Manny Goes Yard Twice: Dodgers 10, Giants 7There really wasn't much of a reason for the score to be this close, the main one being a sloppy and, yes, partly unlucky ninth with Jonathan Broxton on the mound; sure, he had problems with balls getting stuck under the tarp, not to mention some atrocious defense from Angel Berroa, but the fact remains that the balls under the tarp were hard-hit rockets down the line. Broxton's ninth-inning explosions make him dubious in my mind as a closer, but his 2.012 WXRL is third on the team after Hong-Chih Kuo (2.716) and Cory Wade (2.511), all the while doing so in much more highly leveraged situations (his 1.50 leverage index is the highest on the team for any pitcher not named Takashi Saito).
That bit of grumbling out of the way, the Dodgers offense did what you'd hope it would against Brad Hennessey, knocking him out in the third; the Dodgers drew 11 free passes, two of them run-scoring. The award for not only weirdest play of the game but perhaps of the year came in the top of the fourth, when Nate Schierholz struck out swinging on a wild pitch. At first Omar Vizquel broke for home and appeared to score easily as the ball evaded Russell Martin, but he was later called back and the run was erased; apparently, there is a rule (which I have been unable to find) that on a wild-pitch strikeout where the ball hits the batter, the ball is immediately dead and no baserunners may advance. At the time it appeared to be a critical ruling, but the subsequent scoring probably nullified any effect it had on the game.
Manny homered twice, which was really the game's highlight, though; he had been on a little longball slump of late, and so it was really good to see him go yard, one of them an opposite-field shot.
- The Cubs clinched the NL Central at home with a 5-4 victory over the Cards, marking the first time since 1907-08 that the Cubs have had consecutive postseason appearances.
- Likewise, the Devil-less Rays clinched a playoff berth with a 7-2 win over the Twins, becoming one of two teams in major league history to reach the playoffs after owning baseball's worst record.
- The Diamondbacks beat Colorado 5-3 with a pair in the top of the ninth, meaning the Dodgers' magic number was only reduced to five.
- Something I missed Friday: Tampa Bay's 11-1 victory over the Twins eliminated the Yankees from the division race.
- Philly and New York once again traded places in the NL East, as the Mets lost 4-2 to the Braves and Philadelphia edged Florida 3-2.
- The Brewers continue their long September stumble, losing to the Reds 4-3. They're still 2.5 games back of the NL East leading Phils, and not taking advantage of their opportunity to beat up on the fifth-place Reds.
- Toronto beat Boston 6-3, but with a 6.5 game lead in the Wild Card over the Yankees, it would take a catastrophic collapse for them to lose.

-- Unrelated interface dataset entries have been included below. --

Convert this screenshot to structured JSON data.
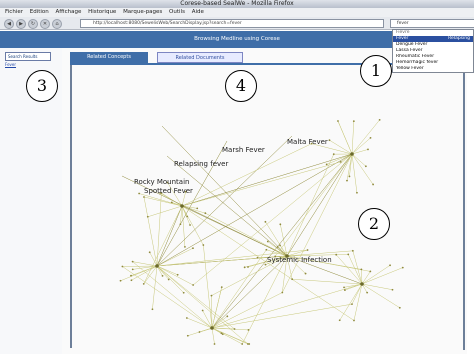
{
  "window": {
    "title": "Corese-based SealWe - Mozilla Firefox"
  },
  "menu": {
    "items": [
      "Fichier",
      "Edition",
      "Affichage",
      "Historique",
      "Marque-pages",
      "Outils",
      "Aide"
    ]
  },
  "toolbar": {
    "url": "http://localhost:8080/SewelisWeb/SearchDisplay.jsp?search=fever",
    "search_value": "fever"
  },
  "dropdown": {
    "header": "Fievre",
    "items": [
      "Fever",
      "Dengue Fever",
      "Lassa Fever",
      "Rheumatic Fever",
      "Hemorrhagic fever",
      "Yellow Fever"
    ],
    "selected_index": 0,
    "selected_badge": "Relapsing"
  },
  "banner": {
    "text": "Browsing Medline using Corese"
  },
  "left": {
    "tab_label": "Search Results",
    "link": "Fever"
  },
  "tabs": {
    "concepts": "Related Concepts",
    "documents": "Related Documents"
  },
  "graph": {
    "labels_large": [
      {
        "text": "Malta Fever"
      },
      {
        "text": "Marsh Fever"
      },
      {
        "text": "Relapsing fever"
      },
      {
        "text": "Rocky Mountain Spotted Fever"
      },
      {
        "text": "Systemic Infection"
      }
    ]
  },
  "callouts": [
    "1",
    "2",
    "3",
    "4"
  ],
  "colors": {
    "banner": "#3f6ea8",
    "edge": "#c8c87a",
    "edge_dark": "#8f8a3c"
  }
}
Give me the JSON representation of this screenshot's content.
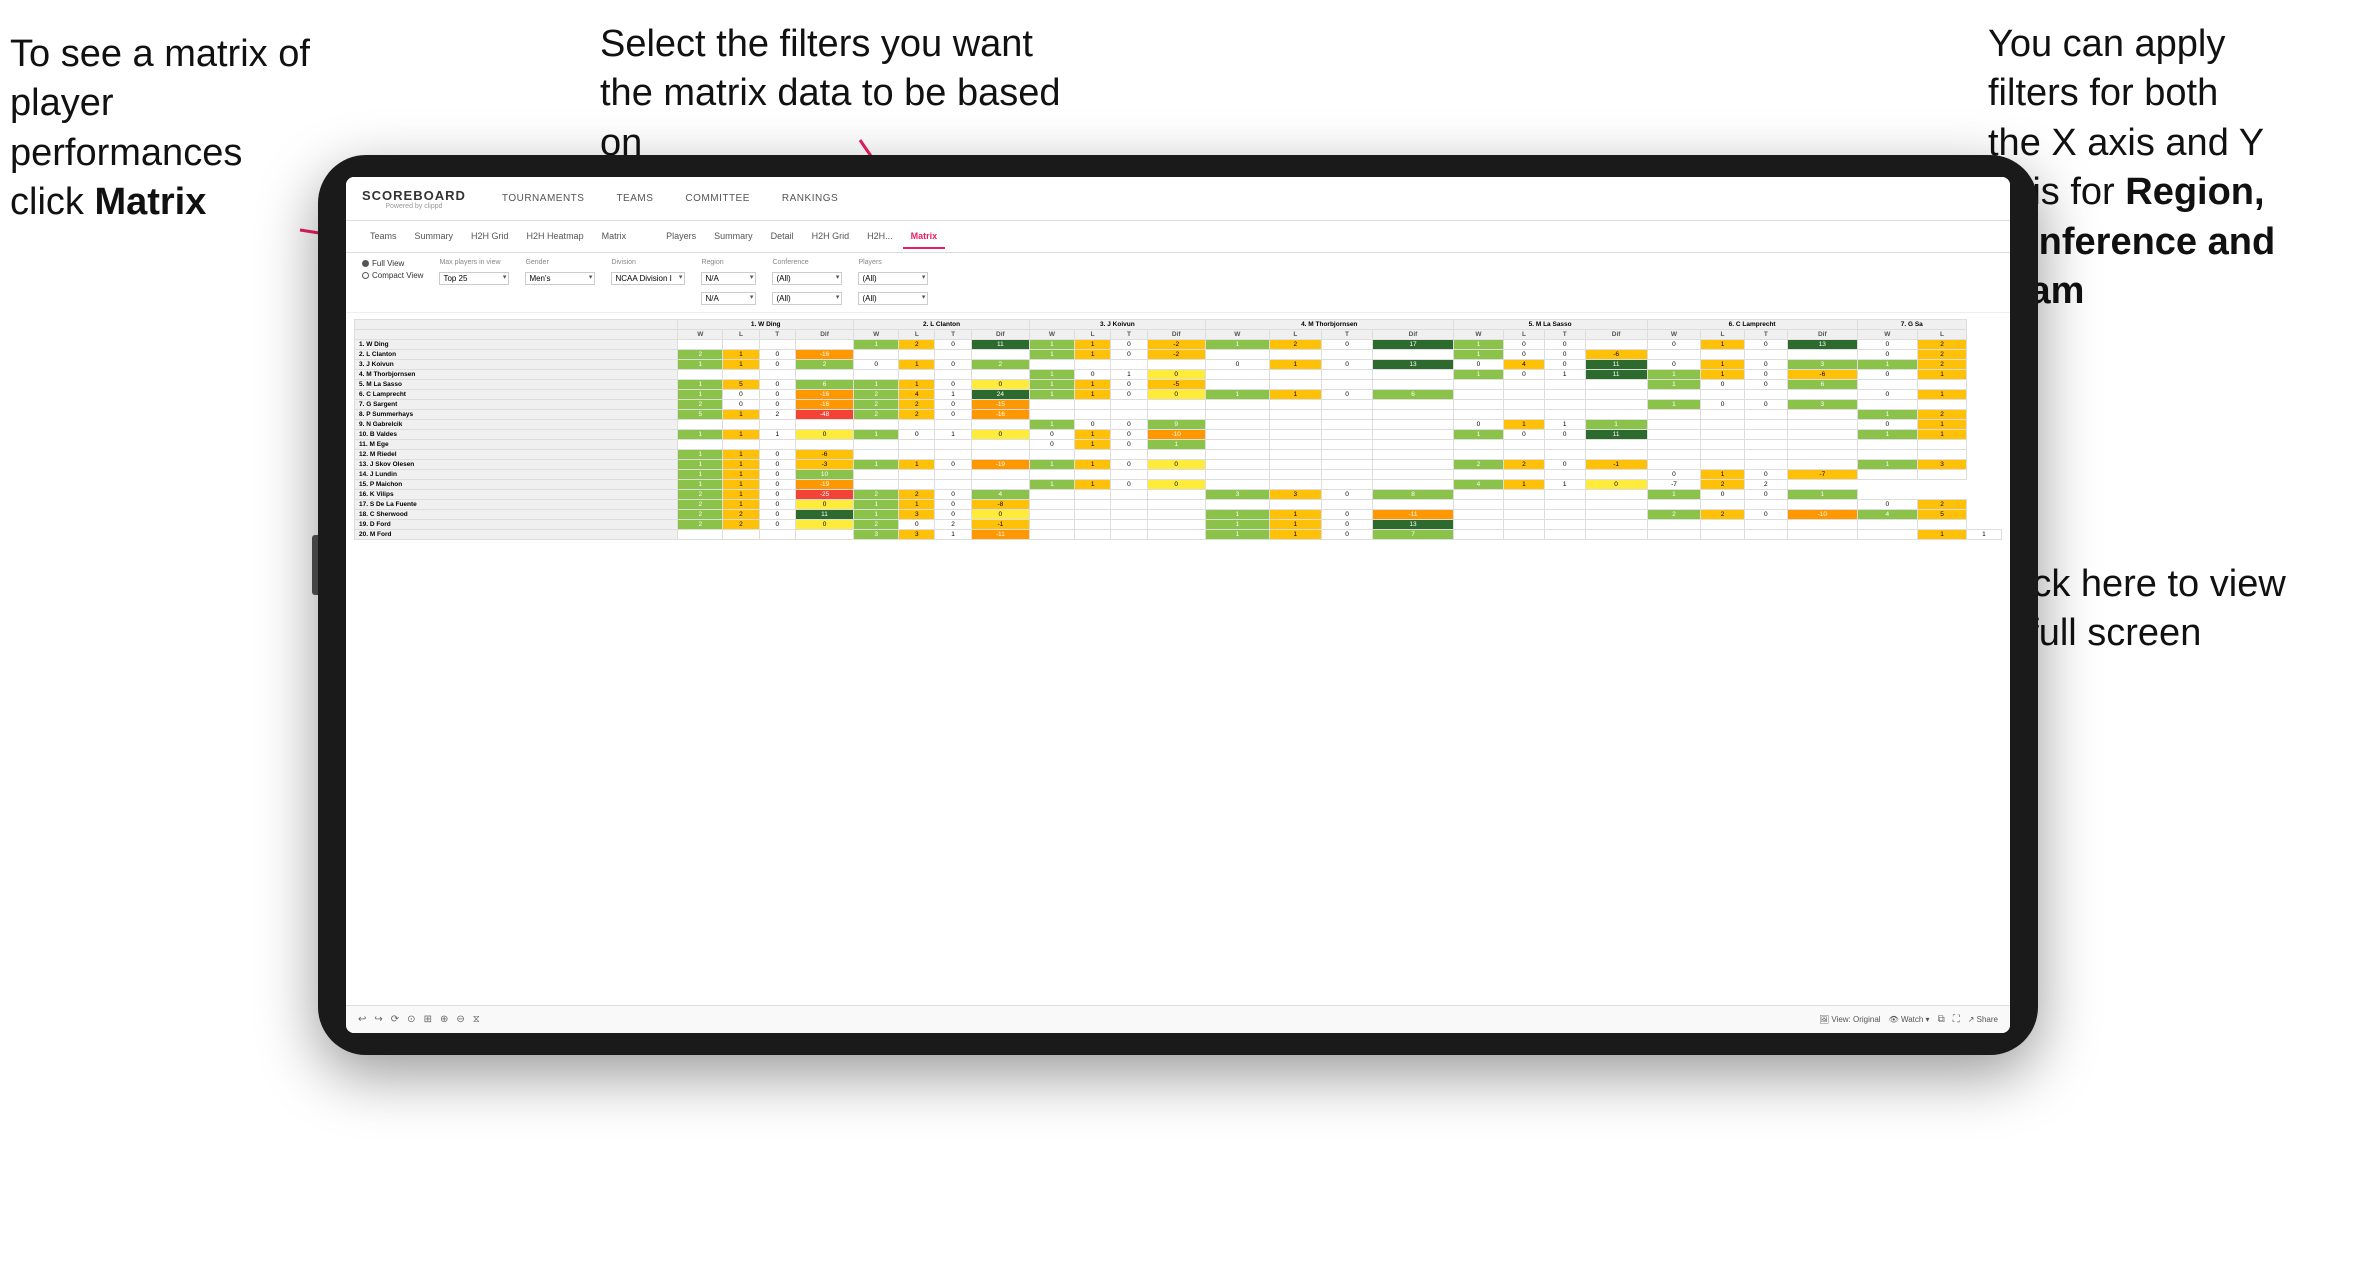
{
  "annotations": {
    "topleft": {
      "line1": "To see a matrix of",
      "line2": "player performances",
      "line3_plain": "click ",
      "line3_bold": "Matrix"
    },
    "topmid": {
      "text": "Select the filters you want the matrix data to be based on"
    },
    "topright": {
      "line1": "You  can apply",
      "line2": "filters for both",
      "line3": "the X axis and Y",
      "line4_plain": "Axis for ",
      "line4_bold": "Region,",
      "line5_bold": "Conference and",
      "line6_bold": "Team"
    },
    "bottomright": {
      "line1": "Click here to view",
      "line2": "in full screen"
    }
  },
  "app": {
    "logo": "SCOREBOARD",
    "logo_sub": "Powered by clippd",
    "nav_items": [
      "TOURNAMENTS",
      "TEAMS",
      "COMMITTEE",
      "RANKINGS"
    ],
    "sub_tabs": [
      "Teams",
      "Summary",
      "H2H Grid",
      "H2H Heatmap",
      "Matrix",
      "Players",
      "Summary",
      "Detail",
      "H2H Grid",
      "H2H...",
      "Matrix"
    ],
    "active_tab": "Matrix",
    "filters": {
      "view_options": [
        "Full View",
        "Compact View"
      ],
      "selected_view": "Full View",
      "max_players_label": "Max players in view",
      "max_players_value": "Top 25",
      "gender_label": "Gender",
      "gender_value": "Men's",
      "division_label": "Division",
      "division_value": "NCAA Division I",
      "region_label": "Region",
      "region_value": "N/A",
      "region_value2": "N/A",
      "conference_label": "Conference",
      "conference_value": "(All)",
      "conference_value2": "(All)",
      "players_label": "Players",
      "players_value": "(All)",
      "players_value2": "(All)"
    },
    "col_headers": [
      "1. W Ding",
      "2. L Clanton",
      "3. J Koivun",
      "4. M Thorbjornsen",
      "5. M La Sasso",
      "6. C Lamprecht",
      "7. G Sa"
    ],
    "col_subheaders": [
      "W",
      "L",
      "T",
      "Dif"
    ],
    "rows": [
      {
        "name": "1. W Ding",
        "cells": [
          "",
          "",
          "",
          "",
          "1",
          "2",
          "0",
          "11",
          "1",
          "1",
          "0",
          "-2",
          "1",
          "2",
          "0",
          "17",
          "1",
          "0",
          "0",
          "",
          "0",
          "1",
          "0",
          "13",
          "0",
          "2"
        ]
      },
      {
        "name": "2. L Clanton",
        "cells": [
          "2",
          "1",
          "0",
          "-16",
          "",
          "",
          "",
          "",
          "1",
          "1",
          "0",
          "-2",
          "",
          "",
          "",
          "",
          "1",
          "0",
          "0",
          "-6",
          "",
          "",
          "",
          "",
          "0",
          "2"
        ]
      },
      {
        "name": "3. J Koivun",
        "cells": [
          "1",
          "1",
          "0",
          "2",
          "0",
          "1",
          "0",
          "2",
          "",
          "",
          "",
          "",
          "0",
          "1",
          "0",
          "13",
          "0",
          "4",
          "0",
          "11",
          "0",
          "1",
          "0",
          "3",
          "1",
          "2"
        ]
      },
      {
        "name": "4. M Thorbjornsen",
        "cells": [
          "",
          "",
          "",
          "",
          "",
          "",
          "",
          "",
          "1",
          "0",
          "1",
          "0",
          "",
          "",
          "",
          "",
          "1",
          "0",
          "1",
          "11",
          "1",
          "1",
          "0",
          "-6",
          "0",
          "1"
        ]
      },
      {
        "name": "5. M La Sasso",
        "cells": [
          "1",
          "5",
          "0",
          "6",
          "1",
          "1",
          "0",
          "0",
          "1",
          "1",
          "0",
          "-5",
          "",
          "",
          "",
          "",
          "",
          "",
          "",
          "",
          "1",
          "0",
          "0",
          "6",
          "",
          ""
        ]
      },
      {
        "name": "6. C Lamprecht",
        "cells": [
          "1",
          "0",
          "0",
          "-16",
          "2",
          "4",
          "1",
          "24",
          "1",
          "1",
          "0",
          "0",
          "1",
          "1",
          "0",
          "6",
          "",
          "",
          "",
          "",
          "",
          "",
          "",
          "",
          "0",
          "1"
        ]
      },
      {
        "name": "7. G Sargent",
        "cells": [
          "2",
          "0",
          "0",
          "-16",
          "2",
          "2",
          "0",
          "-15",
          "",
          "",
          "",
          "",
          "",
          "",
          "",
          "",
          "",
          "",
          "",
          "",
          "1",
          "0",
          "0",
          "3",
          "",
          ""
        ]
      },
      {
        "name": "8. P Summerhays",
        "cells": [
          "5",
          "1",
          "2",
          "-48",
          "2",
          "2",
          "0",
          "-16",
          "",
          "",
          "",
          "",
          "",
          "",
          "",
          "",
          "",
          "",
          "",
          "",
          "",
          "",
          "",
          "",
          "1",
          "2"
        ]
      },
      {
        "name": "9. N Gabrelcik",
        "cells": [
          "",
          "",
          "",
          "",
          "",
          "",
          "",
          "",
          "1",
          "0",
          "0",
          "9",
          "",
          "",
          "",
          "",
          "0",
          "1",
          "1",
          "1",
          "",
          "",
          "",
          "",
          "0",
          "1"
        ]
      },
      {
        "name": "10. B Valdes",
        "cells": [
          "1",
          "1",
          "1",
          "0",
          "1",
          "0",
          "1",
          "0",
          "0",
          "1",
          "0",
          "-10",
          "",
          "",
          "",
          "",
          "1",
          "0",
          "0",
          "11",
          "",
          "",
          "",
          "",
          "1",
          "1"
        ]
      },
      {
        "name": "11. M Ege",
        "cells": [
          "",
          "",
          "",
          "",
          "",
          "",
          "",
          "",
          "0",
          "1",
          "0",
          "1",
          "",
          "",
          "",
          "",
          "",
          "",
          "",
          "",
          "",
          "",
          "",
          "",
          "",
          ""
        ]
      },
      {
        "name": "12. M Riedel",
        "cells": [
          "1",
          "1",
          "0",
          "-6",
          "",
          "",
          "",
          "",
          "",
          "",
          "",
          "",
          "",
          "",
          "",
          "",
          "",
          "",
          "",
          "",
          "",
          "",
          "",
          "",
          "",
          ""
        ]
      },
      {
        "name": "13. J Skov Olesen",
        "cells": [
          "1",
          "1",
          "0",
          "-3",
          "1",
          "1",
          "0",
          "-19",
          "1",
          "1",
          "0",
          "0",
          "",
          "",
          "",
          "",
          "2",
          "2",
          "0",
          "-1",
          "",
          "",
          "",
          "",
          "1",
          "3"
        ]
      },
      {
        "name": "14. J Lundin",
        "cells": [
          "1",
          "1",
          "0",
          "10",
          "",
          "",
          "",
          "",
          "",
          "",
          "",
          "",
          "",
          "",
          "",
          "",
          "",
          "",
          "",
          "",
          "0",
          "1",
          "0",
          "-7",
          "",
          ""
        ]
      },
      {
        "name": "15. P Maichon",
        "cells": [
          "1",
          "1",
          "0",
          "-19",
          "",
          "",
          "",
          "",
          "1",
          "1",
          "0",
          "0",
          "",
          "",
          "",
          "",
          "4",
          "1",
          "1",
          "0",
          "-7",
          "2",
          "2"
        ]
      },
      {
        "name": "16. K Vilips",
        "cells": [
          "2",
          "1",
          "0",
          "-25",
          "2",
          "2",
          "0",
          "4",
          "",
          "",
          "",
          "",
          "3",
          "3",
          "0",
          "8",
          "",
          "",
          "",
          "",
          "1",
          "0",
          "0",
          "1"
        ]
      },
      {
        "name": "17. S De La Fuente",
        "cells": [
          "2",
          "1",
          "0",
          "0",
          "1",
          "1",
          "0",
          "-8",
          "",
          "",
          "",
          "",
          "",
          "",
          "",
          "",
          "",
          "",
          "",
          "",
          "",
          "",
          "",
          "",
          "0",
          "2"
        ]
      },
      {
        "name": "18. C Sherwood",
        "cells": [
          "2",
          "2",
          "0",
          "11",
          "1",
          "3",
          "0",
          "0",
          "",
          "",
          "",
          "",
          "1",
          "1",
          "0",
          "-11",
          "",
          "",
          "",
          "",
          "2",
          "2",
          "0",
          "-10",
          "4",
          "5"
        ]
      },
      {
        "name": "19. D Ford",
        "cells": [
          "2",
          "2",
          "0",
          "0",
          "2",
          "0",
          "2",
          "-1",
          "",
          "",
          "",
          "",
          "1",
          "1",
          "0",
          "13",
          "",
          "",
          "",
          "",
          "",
          "",
          "",
          "",
          "",
          ""
        ]
      },
      {
        "name": "20. M Ford",
        "cells": [
          "",
          "",
          "",
          "",
          "3",
          "3",
          "1",
          "-11",
          "",
          "",
          "",
          "",
          "1",
          "1",
          "0",
          "7",
          "",
          "",
          "",
          "",
          "",
          "",
          "",
          "",
          "",
          "1",
          "1"
        ]
      }
    ],
    "bottom_toolbar": {
      "left_icons": [
        "↩",
        "↪",
        "↩↪",
        "⊙",
        "⊡",
        "⊞",
        "⊟",
        "⧖",
        "⟳"
      ],
      "view_label": "View: Original",
      "watch_label": "Watch ▾",
      "share_label": "Share"
    }
  }
}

Joe Saunder's Kidney Stones May Keep Him From His Tuesday StartSounds painful.
Update: Joe Saunders will miss his next start, per today's TV broadcast. Also in the Times.
Twins also eliminated from the WC race yesterday.
Jepsen needs to be on the post season roster.
Most important development yesterday was it sounds like Howie is coming back. Darn, I was hoping to see him take some cuts in Tempe Monday and Tuesday morning, but now it sounds like he's ahead of the schedule posted when the weekend started.
maybe it was one of those three way tie scenarios, i don't know, but IIRC, yesterday for the Sox to clinch, all it would take was a Sox win AND a Yankee loss.
so i don't know i see your point and saw the MLB standings too today, so all i can figure it was some funny tie breaker or the Sox announcers didn't count right or I misunderstood them